Slide show: Common skin rashesBy Mayo Clinic staff
Shingles (herpes zoster)
Shingles (herpes zoster) is a condition caused by the chickenpox virus (varicella-zoster virus). After a person has chickenpox, the virus remains dormant, or inactive, in nerve cells. If it's reactivated during adulthood, it causes shingles.
Shingles first appears as a burning or shooting pain, tingling, or itch. A rash with small blisters — similar in appearance to chickenpox — appears later. These blisters break, leaving behind ulcers that dry and form crusts.
Shingles usually resolves within a few weeks without treatment. Antiviral drugs may lessen pain or decrease the likelihood of persistent pain after the rash has healed. Vaccination is available to help prevent recurrence, and although it's not always effective, the vaccine is recommended for most people older than age 60.Next slide Previous slide
- Belsito DV. Dermatitis, including atopic, contact, seborrheic, and stasis. American Academy of Dermatology. http://www.aad.org/education/students/dermatitis.htm. Accessed Oct. 18, 2010.
- Buys LM. Treatment options for atopic dermatitis. American Family Physician. 2007;75:523.
- Pityriasis rosea. American Academy of Dermatology. http://www.aad.org/public/publications/pamphlets/common_pityriasis.html. Accessed Oct. 18, 2010.
- LeBlond RF, et al. The skin and nails. In: LeBlond RF, et al., eds. DeGowin's Diagnostic Examination. 9th ed. New York, N.Y.: McGraw-Hill; 2009. http://www.accessmedicine.com/content.aspx?aID=3659565. Accessed Oct. 18, 2010.
- Usatine RP. Diagnosis and management of contact dermatitis. American Family Physician. 2010;82:249.
- Drug hypersensitivity. The Merck Manuals: The Merck Manual for Healthcare Professionals. http://www.merck.com/mmpe/sec13/ch165/ch165e.html. Accessed Oct. 21, 2010.
- Riedl MA, et al. Adverse drug reactions: Types and treatment options. American Family Physician. 2003;68:1781.
- Miliaria. The Merck Manuals: The Merck Manual for Healthcare Professionals. http://www.merck.com/mmpe/sec10/ch118/ch118e.html?qt=Miliaria&alt=sh. Accessed Oct. 21, 2010.
- Janniger CK, et al. Intertrigo and common secondary skin infections. American Family Physician 2005;72:833.
- Lehman JS, et al. Lichen planus. International Journal of Dermatology. 2009;48:682.

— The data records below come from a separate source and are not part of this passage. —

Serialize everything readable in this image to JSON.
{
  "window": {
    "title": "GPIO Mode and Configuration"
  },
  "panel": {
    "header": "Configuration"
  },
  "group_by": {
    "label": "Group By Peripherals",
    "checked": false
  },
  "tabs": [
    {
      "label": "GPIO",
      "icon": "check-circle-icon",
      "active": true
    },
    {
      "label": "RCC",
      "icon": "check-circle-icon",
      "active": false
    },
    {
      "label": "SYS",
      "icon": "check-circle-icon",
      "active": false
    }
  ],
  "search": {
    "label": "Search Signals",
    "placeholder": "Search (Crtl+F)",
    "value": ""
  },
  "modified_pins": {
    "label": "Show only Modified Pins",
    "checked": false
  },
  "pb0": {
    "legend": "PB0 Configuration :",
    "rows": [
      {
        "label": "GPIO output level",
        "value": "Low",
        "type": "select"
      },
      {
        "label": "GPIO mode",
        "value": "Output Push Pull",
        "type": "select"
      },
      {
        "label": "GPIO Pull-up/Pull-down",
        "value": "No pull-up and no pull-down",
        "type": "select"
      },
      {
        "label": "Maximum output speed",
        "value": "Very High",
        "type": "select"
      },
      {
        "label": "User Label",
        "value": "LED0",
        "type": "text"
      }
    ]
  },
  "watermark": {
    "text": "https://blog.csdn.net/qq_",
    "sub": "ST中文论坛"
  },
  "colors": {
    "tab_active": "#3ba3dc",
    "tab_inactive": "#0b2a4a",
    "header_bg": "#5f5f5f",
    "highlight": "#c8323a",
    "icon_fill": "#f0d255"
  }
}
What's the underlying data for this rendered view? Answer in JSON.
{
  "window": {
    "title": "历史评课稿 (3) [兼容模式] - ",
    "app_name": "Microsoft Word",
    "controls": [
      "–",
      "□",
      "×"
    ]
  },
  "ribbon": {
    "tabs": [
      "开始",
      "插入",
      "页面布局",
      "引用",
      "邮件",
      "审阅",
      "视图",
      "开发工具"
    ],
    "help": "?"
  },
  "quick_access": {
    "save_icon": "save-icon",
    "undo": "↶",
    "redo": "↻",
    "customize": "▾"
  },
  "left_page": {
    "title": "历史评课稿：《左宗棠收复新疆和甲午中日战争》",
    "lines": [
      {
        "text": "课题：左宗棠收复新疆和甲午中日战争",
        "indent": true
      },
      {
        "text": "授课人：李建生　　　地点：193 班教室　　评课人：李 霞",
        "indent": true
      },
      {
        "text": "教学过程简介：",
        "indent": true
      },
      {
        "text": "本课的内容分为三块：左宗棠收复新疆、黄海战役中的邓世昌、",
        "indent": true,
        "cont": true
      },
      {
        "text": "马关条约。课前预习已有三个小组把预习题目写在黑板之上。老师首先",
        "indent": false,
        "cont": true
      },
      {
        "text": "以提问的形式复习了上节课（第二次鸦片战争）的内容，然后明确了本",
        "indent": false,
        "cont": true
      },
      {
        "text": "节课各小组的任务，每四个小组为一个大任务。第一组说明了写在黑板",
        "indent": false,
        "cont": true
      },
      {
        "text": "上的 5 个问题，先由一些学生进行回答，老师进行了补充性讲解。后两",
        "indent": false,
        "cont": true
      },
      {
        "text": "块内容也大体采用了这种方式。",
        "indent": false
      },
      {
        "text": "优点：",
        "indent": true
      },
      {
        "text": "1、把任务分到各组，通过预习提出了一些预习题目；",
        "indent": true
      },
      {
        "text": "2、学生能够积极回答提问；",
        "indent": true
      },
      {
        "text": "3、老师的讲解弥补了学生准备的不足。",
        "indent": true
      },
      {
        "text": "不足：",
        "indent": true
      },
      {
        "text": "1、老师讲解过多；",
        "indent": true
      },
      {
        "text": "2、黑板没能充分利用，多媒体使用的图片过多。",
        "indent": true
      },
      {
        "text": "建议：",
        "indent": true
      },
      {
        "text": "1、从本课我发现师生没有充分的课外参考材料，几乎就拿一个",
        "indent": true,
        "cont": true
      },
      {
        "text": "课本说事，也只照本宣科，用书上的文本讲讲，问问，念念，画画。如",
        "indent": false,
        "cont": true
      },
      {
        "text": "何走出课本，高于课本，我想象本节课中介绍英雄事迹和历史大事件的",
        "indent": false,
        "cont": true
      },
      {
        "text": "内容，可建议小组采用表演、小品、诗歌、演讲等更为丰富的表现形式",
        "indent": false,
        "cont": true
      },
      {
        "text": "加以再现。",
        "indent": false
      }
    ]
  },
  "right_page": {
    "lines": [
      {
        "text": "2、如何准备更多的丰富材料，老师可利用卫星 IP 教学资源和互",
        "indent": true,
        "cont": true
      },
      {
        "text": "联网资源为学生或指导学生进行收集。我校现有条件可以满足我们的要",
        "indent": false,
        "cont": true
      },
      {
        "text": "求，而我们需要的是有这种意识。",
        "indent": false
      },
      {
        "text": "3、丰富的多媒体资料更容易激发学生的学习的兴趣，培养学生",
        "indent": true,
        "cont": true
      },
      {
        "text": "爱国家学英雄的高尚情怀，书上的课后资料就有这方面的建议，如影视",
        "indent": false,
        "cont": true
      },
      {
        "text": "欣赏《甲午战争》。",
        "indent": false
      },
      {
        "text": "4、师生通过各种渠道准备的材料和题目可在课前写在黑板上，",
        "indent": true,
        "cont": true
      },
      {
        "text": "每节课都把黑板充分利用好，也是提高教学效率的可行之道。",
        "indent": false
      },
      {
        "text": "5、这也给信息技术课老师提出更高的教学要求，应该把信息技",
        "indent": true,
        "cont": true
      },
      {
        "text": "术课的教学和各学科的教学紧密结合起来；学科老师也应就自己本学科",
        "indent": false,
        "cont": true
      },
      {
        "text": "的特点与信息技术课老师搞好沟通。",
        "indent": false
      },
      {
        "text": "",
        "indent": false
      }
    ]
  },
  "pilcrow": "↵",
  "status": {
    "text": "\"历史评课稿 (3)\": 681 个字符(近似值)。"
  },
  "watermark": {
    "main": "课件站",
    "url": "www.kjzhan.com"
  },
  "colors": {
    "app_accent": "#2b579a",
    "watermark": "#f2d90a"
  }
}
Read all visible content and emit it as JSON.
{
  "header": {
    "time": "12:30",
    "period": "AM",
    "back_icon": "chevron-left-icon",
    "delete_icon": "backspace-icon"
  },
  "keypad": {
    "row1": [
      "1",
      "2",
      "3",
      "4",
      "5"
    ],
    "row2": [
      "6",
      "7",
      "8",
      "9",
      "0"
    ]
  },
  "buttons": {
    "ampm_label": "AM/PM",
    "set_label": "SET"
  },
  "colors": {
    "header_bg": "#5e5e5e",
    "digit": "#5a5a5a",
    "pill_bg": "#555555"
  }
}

- Lebwohl M. Psoriasis. American Academy of Dermatology. http://www.aad.org/education/students/psoriasis.htm. Accessed Oct. 18, 2010.
- Trevino J, et al. Tinea (dermatophyte) infections. American Academy of Dermatology. http://www.aad.org/education/students/Tineainfect.htm. Accessed Oct. 18, 2010.
- Rosacea. American Academy of Dermatology. http://www.aad.org/public/publications/pamphlets/common_rosacea.html. Accessed Oct. 18, 2010.
- Shingles: Hope through research. National Institute of Neurological Disorders and Stroke. http://www.ninds.nih.gov/disorders/shingles/detail_shingles.htm. Accessed Oct. 18, 2010.
- Swimmer's itch (cercarial dermatitis). Centers for Disease Control and Prevention. http://www.cdc.gov/ncidod/dpd/parasites/cercarialdermatitis/factsht_cercarialdermatitis.htm. Accessed Oct. 18, 2010.
- Gibson LE (expert opinion). Mayo Clinic, Rochester, Minn. Oct. 25, 2010.